Dealer sentiments about equipment sales for the rest of the year look to be taking a "cautious" turn and, in all likelihood, reflect the mood of their customers in the wake of the worst drought in the Midwest in more than three decades.

While dealers in our most recent monthly "Dealer Trends & Business Outlook" survey reported a 4% growth in sales in June, their outlook for the rest of the year slipped into negative territory.

Our "Dealer Optimism Index" - a measure of sentiment among dealers compared to the prior month - declined to a net 23% of dealers reporting they have a less optimistic outlook now vs. a net 9% last month: 14% are more optimistic; 49% same; 37% are less optimistic.

While farm machinery sales held up well through the first half of 2012, dealers are telling us they're taking a wait-and-see approach to the remainder of the year. Most of the dealers we've spoken with in the past few weeks indicate that many of their farm customers purchased crop insurance that will probably cover a good portion of their expected crop losses for the year.


And while that eases some of the economic pressure, it will never ever make up for the loss of the crop itself. As much as they understand there's nothing they can do about the weather, farmers, like most of us, do not like to watch the product of their work go down the drain. Crop insurance is good, but it's like watching your insured house go up in flames. No amount of money can ever replace what's lost.

On top of it, they know they'll have to listen to the critics who are already taking pot shots at those 'greedy, corporate farmers' for having "subsidized" crop insurance.

A dealer friend of ours sent a note recently that included a newspaper clipping that read, "While farmers fret over the condition of their fields, U.S. taxpayers will be footing 62% of crop insurance costs," said Bruce Babcock, an economics professor at Iowa State Univ., adding that the higher costs go back to changes made in 2000, when Congress increased the share of crop insurance premiums paid by the taxpayer.

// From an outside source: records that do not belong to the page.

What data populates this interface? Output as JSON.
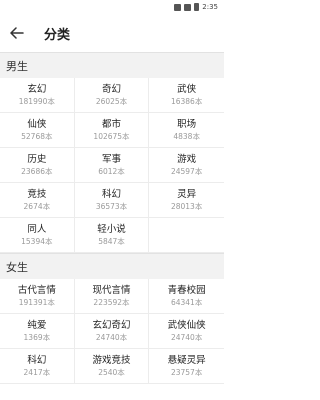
{
  "status": {
    "time": "2:35"
  },
  "header": {
    "title": "分类"
  },
  "sections": [
    {
      "title": "男生",
      "items": [
        {
          "name": "玄幻",
          "count": "181990本"
        },
        {
          "name": "奇幻",
          "count": "26025本"
        },
        {
          "name": "武侠",
          "count": "16386本"
        },
        {
          "name": "仙侠",
          "count": "52768本"
        },
        {
          "name": "都市",
          "count": "102675本"
        },
        {
          "name": "职场",
          "count": "4838本"
        },
        {
          "name": "历史",
          "count": "23686本"
        },
        {
          "name": "军事",
          "count": "6012本"
        },
        {
          "name": "游戏",
          "count": "24597本"
        },
        {
          "name": "竞技",
          "count": "2674本"
        },
        {
          "name": "科幻",
          "count": "36573本"
        },
        {
          "name": "灵异",
          "count": "28013本"
        },
        {
          "name": "同人",
          "count": "15394本"
        },
        {
          "name": "轻小说",
          "count": "5847本"
        }
      ]
    },
    {
      "title": "女生",
      "items": [
        {
          "name": "古代言情",
          "count": "191391本"
        },
        {
          "name": "现代言情",
          "count": "223592本"
        },
        {
          "name": "青春校园",
          "count": "64341本"
        },
        {
          "name": "纯爱",
          "count": "1369本"
        },
        {
          "name": "玄幻奇幻",
          "count": "24740本"
        },
        {
          "name": "武侠仙侠",
          "count": "24740本"
        },
        {
          "name": "科幻",
          "count": "2417本"
        },
        {
          "name": "游戏竞技",
          "count": "2540本"
        },
        {
          "name": "悬疑灵异",
          "count": "23757本"
        }
      ]
    }
  ]
}
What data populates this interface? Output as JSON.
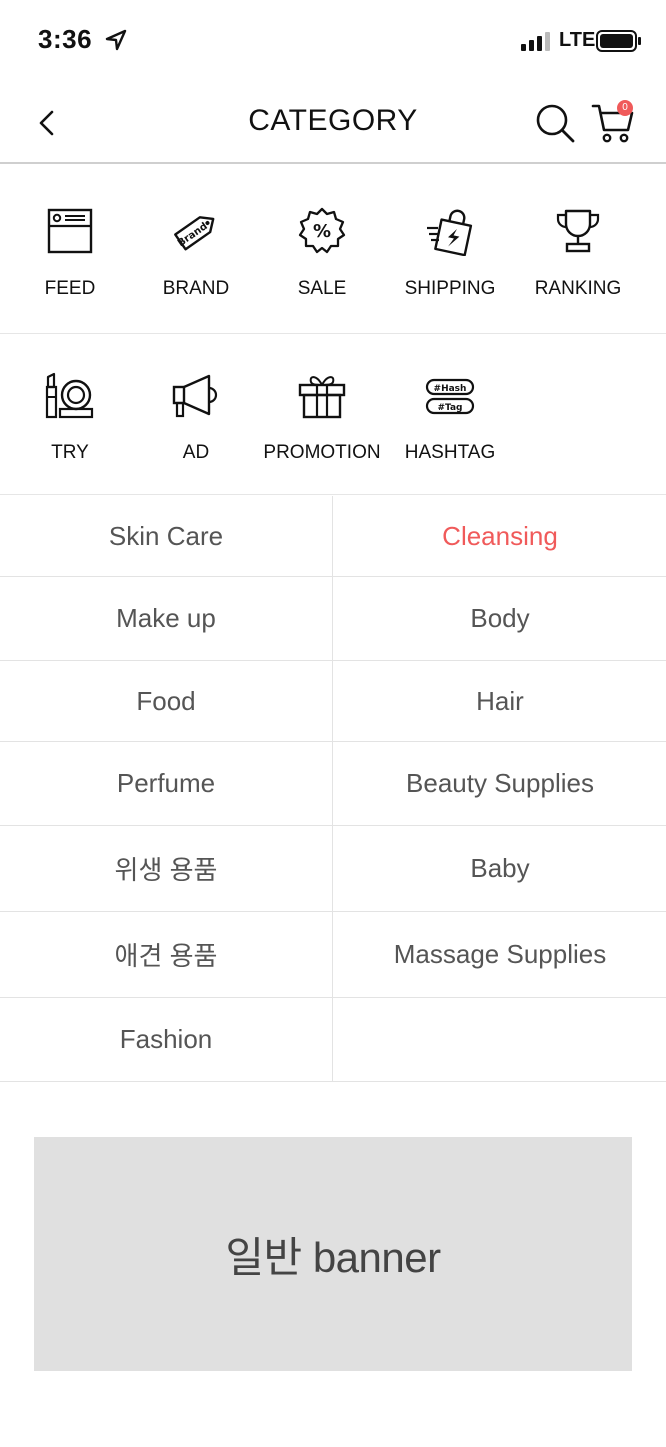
{
  "status_bar": {
    "time": "3:36",
    "network": "LTE",
    "icons": [
      "location-arrow-icon",
      "signal-icon",
      "battery-icon"
    ]
  },
  "header": {
    "title": "CATEGORY",
    "cart_count": "0",
    "icons": [
      "back-chevron-icon",
      "search-icon",
      "cart-icon"
    ]
  },
  "quick_menu": {
    "row1": [
      {
        "label": "FEED",
        "icon": "feed-icon"
      },
      {
        "label": "BRAND",
        "icon": "brand-tag-icon",
        "icon_text": "Brand"
      },
      {
        "label": "SALE",
        "icon": "sale-percent-icon",
        "icon_text": "%"
      },
      {
        "label": "SHIPPING",
        "icon": "shipping-bag-icon"
      },
      {
        "label": "RANKING",
        "icon": "trophy-icon"
      }
    ],
    "row2": [
      {
        "label": "TRY",
        "icon": "cosmetics-icon"
      },
      {
        "label": "AD",
        "icon": "megaphone-icon"
      },
      {
        "label": "PROMOTION",
        "icon": "gift-icon"
      },
      {
        "label": "HASHTAG",
        "icon": "hashtag-icon",
        "icon_text": [
          "#Hash",
          "#Tag"
        ]
      }
    ]
  },
  "categories": [
    [
      "Skin Care",
      "Cleansing"
    ],
    [
      "Make up",
      "Body"
    ],
    [
      "Food",
      "Hair"
    ],
    [
      "Perfume",
      "Beauty Supplies"
    ],
    [
      "위생 용품",
      "Baby"
    ],
    [
      "애견 용품",
      "Massage Supplies"
    ],
    [
      "Fashion",
      ""
    ]
  ],
  "selected_category": "Cleansing",
  "banner": {
    "text": "일반 banner"
  },
  "colors": {
    "accent": "#f05a5a",
    "banner_bg": "#e0e0e0",
    "divider": "#e3e3e3"
  }
}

"As the cost to insure crops dropped, farmers bought more insurance, further raising the tab for taxpayers," said Babcock. "The cost of subsidizing crop insurance premiums has exploded, from $1.5 billion in 2002 to $7.4 billion in 2011."

Of course, almost anyone not connected to agriculture looks at the farmers' safety net as a handout, while ignoring the risk growers take on to produce the food we all want and demand to be as cheap as possible. What about the $500 or $700 in inputs that go into growing an acre of soybeans or corn?

Why don't we take crop insurance away and see what happens? While we're at it, let's reduce the amount spent on food stamps, which makes up a far larger portion of the Farm Bill expenditures than does any of the actual agricultural costs.

It's kind of ironic, isn't it? We want to feed more people and pay less for it, while at the same time criticizing and persecuting the producers who grow the food they want to give away. What a country!